Erlang vs. other languages, and how easily one could adopt the best
bits of the other. Steve implies, correctly, IMO, that to perform this
kind of assessment requires a fairly good understanding, or at least a
fair bit of research, into the various candidates.
I've seen several attempts to build "erlang in x" where x = common
lisp, python, java, dotnet, etc. To the extent I've followed them they
implement a fraction of the message passing and then don't go much
further. Scala, etc. on the jvm and those on other conventional
runtimes have a problem. Integration with Java instances within those
runtimes is not shared-nothing. You have to remain aware of what is
and what is not following the actor paradigm.
Erlang's JInterface is probably a better integration mechanism in the
long-run than running in the same shared-memory OS process.
As for monitoring, certainly a quick glance would have shown Ted there
is SNMP, as Steve points out. But also isn't the entire
process-linking and supervisor hierarchy an important kind of
"monitoring", i.e. "monitoring for availability"? This is something
all these other platforms lack.
So the more I think about it, the less suited these other platforms
are for messaging amongst themselves *or* for monitoring!

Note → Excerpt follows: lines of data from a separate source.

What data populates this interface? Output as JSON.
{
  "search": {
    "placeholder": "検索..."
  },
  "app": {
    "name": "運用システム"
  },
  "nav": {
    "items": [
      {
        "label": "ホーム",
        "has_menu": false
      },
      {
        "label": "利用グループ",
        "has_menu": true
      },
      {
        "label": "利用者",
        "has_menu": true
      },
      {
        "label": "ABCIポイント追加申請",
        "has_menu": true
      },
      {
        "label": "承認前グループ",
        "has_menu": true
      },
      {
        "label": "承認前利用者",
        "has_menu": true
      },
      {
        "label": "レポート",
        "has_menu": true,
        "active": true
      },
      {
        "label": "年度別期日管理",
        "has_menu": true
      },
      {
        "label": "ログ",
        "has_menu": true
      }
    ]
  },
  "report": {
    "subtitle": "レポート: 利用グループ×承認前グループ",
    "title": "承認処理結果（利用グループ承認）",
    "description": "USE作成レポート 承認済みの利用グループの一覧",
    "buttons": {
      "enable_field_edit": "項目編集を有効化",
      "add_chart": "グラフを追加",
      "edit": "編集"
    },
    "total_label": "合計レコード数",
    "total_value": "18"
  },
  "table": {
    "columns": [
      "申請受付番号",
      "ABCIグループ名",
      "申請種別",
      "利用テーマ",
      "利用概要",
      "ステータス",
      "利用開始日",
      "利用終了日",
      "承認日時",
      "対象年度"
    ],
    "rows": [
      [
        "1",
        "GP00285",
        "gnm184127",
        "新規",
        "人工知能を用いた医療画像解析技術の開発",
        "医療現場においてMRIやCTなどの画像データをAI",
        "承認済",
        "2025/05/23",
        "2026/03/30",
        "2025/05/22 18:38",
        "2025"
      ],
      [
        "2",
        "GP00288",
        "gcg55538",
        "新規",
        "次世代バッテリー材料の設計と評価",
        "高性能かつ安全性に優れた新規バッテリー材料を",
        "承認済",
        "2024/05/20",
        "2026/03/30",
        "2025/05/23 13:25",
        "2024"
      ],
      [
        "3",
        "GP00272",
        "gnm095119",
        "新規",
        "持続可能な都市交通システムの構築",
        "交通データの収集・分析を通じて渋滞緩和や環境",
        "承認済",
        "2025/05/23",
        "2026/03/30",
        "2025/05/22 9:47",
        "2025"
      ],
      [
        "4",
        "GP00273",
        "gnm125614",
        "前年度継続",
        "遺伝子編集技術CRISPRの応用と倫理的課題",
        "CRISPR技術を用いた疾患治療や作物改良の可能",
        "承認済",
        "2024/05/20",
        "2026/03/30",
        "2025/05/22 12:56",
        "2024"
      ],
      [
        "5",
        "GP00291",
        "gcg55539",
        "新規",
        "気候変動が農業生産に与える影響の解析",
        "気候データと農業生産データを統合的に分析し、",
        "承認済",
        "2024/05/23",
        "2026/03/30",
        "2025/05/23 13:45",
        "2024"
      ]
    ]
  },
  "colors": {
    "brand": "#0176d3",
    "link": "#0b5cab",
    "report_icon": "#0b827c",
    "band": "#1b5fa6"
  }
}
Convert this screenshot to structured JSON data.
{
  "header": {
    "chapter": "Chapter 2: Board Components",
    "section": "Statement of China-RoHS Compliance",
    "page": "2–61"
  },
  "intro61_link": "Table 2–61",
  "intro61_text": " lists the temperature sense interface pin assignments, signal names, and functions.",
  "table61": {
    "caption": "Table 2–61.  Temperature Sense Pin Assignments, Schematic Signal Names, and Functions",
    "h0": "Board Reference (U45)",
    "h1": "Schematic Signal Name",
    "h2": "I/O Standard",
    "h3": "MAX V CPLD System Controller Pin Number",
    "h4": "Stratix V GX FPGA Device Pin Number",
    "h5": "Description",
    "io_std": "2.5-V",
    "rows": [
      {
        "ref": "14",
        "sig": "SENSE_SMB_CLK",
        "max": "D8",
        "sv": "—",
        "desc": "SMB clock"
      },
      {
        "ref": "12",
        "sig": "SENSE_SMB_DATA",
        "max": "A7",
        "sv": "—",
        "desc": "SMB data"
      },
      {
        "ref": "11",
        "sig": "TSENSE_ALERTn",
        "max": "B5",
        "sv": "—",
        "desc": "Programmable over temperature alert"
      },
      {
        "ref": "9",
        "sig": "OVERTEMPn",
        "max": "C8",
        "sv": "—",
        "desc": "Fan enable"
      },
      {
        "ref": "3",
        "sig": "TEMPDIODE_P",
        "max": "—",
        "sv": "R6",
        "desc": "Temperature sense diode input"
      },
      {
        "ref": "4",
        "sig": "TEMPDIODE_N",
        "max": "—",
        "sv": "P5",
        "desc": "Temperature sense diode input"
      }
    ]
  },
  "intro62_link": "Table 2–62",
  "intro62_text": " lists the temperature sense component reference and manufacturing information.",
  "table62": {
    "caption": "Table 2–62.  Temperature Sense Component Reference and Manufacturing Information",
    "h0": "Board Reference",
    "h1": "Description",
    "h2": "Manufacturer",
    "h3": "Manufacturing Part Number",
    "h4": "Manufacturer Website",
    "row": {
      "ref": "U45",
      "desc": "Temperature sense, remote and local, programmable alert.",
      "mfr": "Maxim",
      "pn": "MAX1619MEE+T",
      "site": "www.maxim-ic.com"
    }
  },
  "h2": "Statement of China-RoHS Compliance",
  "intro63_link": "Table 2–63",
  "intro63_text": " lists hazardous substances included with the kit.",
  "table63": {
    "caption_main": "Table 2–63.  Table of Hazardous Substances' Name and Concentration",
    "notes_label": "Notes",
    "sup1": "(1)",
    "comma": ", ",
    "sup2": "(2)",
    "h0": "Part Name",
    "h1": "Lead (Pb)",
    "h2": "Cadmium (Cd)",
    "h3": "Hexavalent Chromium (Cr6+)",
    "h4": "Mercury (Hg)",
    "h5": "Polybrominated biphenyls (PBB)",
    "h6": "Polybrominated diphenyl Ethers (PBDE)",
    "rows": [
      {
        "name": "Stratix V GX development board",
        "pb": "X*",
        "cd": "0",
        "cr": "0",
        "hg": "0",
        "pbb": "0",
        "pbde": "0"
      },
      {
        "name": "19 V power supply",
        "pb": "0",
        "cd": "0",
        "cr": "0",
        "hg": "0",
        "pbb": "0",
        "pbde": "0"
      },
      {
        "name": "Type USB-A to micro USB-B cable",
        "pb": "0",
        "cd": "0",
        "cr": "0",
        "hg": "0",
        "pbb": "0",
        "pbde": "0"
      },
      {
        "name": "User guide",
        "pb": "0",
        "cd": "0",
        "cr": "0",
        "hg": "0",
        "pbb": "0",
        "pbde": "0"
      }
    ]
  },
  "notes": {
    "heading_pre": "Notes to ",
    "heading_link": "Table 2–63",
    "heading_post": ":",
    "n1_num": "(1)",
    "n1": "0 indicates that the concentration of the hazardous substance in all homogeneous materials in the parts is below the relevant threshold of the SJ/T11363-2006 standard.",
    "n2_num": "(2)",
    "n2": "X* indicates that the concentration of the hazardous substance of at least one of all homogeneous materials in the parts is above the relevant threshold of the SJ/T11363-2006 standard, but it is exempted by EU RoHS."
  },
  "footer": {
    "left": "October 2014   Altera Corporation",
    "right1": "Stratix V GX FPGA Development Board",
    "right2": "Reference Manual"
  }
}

Then I came across Avi Bryant's post on Strongtalk, a high-performance
implementation of Smalltalk, correcting an apparently common
misunderstanding that the speed has something to do with the optional
"Why do people make this stuff up? ... Strongtalk was that much faster
whether you used the optional static type system or not. Strongtalk's
optimizing compiler completely ignored the types, and it [types -ed.]
made your program run not one iota faster to add them."